Ryanair challenged a decision by the General Court of the European Union on May 19, 2021, which rejected the airline's attempt to contest the European Commission's approval of the Spanish aid on July 31, 2020. The Spanish state had set up an aid scheme to establish a solvency support fund. The beneficiaries were strategic Spanish undertakings experiencing temporary difficulties due to the pandemic.

The Court of Justice upheld the General Court's ruling, confirming that the Spanish state aid scheme was proportionate and did not violate the principle of non-discrimination based on nationality. The EU permits different treatment of companies when the aid aims to address a significant economic disruption in a member state.

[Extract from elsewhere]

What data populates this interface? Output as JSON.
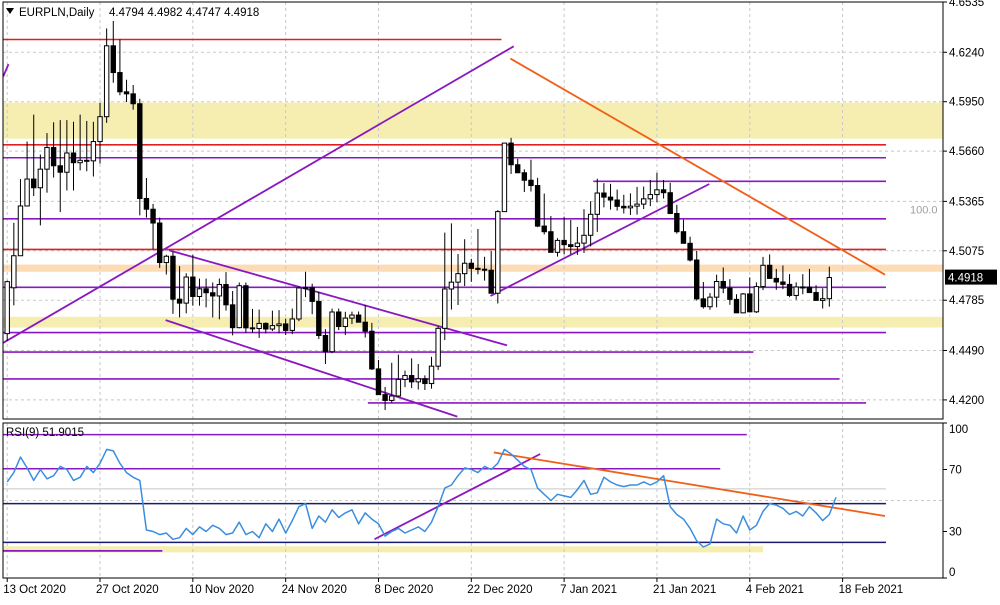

The highest court found that Ryanair did not prove that the Spanish aid scheme's restrictive effects exceeded those typical of such aid or constituted an obstacle to the freedom to provide services and establish businesses.

The Court of Justice also agreed with the General Court that the European Commission was not required to balance the aid scheme's positive effects against its negative impact on trading conditions and competition within the EU. Given the aid scheme's exceptional nature and significant objectives, a fair balance was deemed to have been achieved between its benefits and adverse effects, making it in the common interest of the EU.

Ryanair acknowledged the ruling and criticised the EU competition authority for not yet having recovered pandemic-era state aid granted to its rivals, and which had been rejected by the General Court, Reuters reports. Ryanair pointed out that the General Court had ruled as unlawful aid received by airlines like Air France, KLM Royal Dutch Airlines, Lufthansa, SAS Scandinavian Airlines and certain Italian airlines. The Irish carrier also lambasted the Commission for not addressing the competitive damage caused by governments favouring their national airlines. Ryanair has had mixed success with its legal challenges around state aid granted by the EU, winning some and losing others.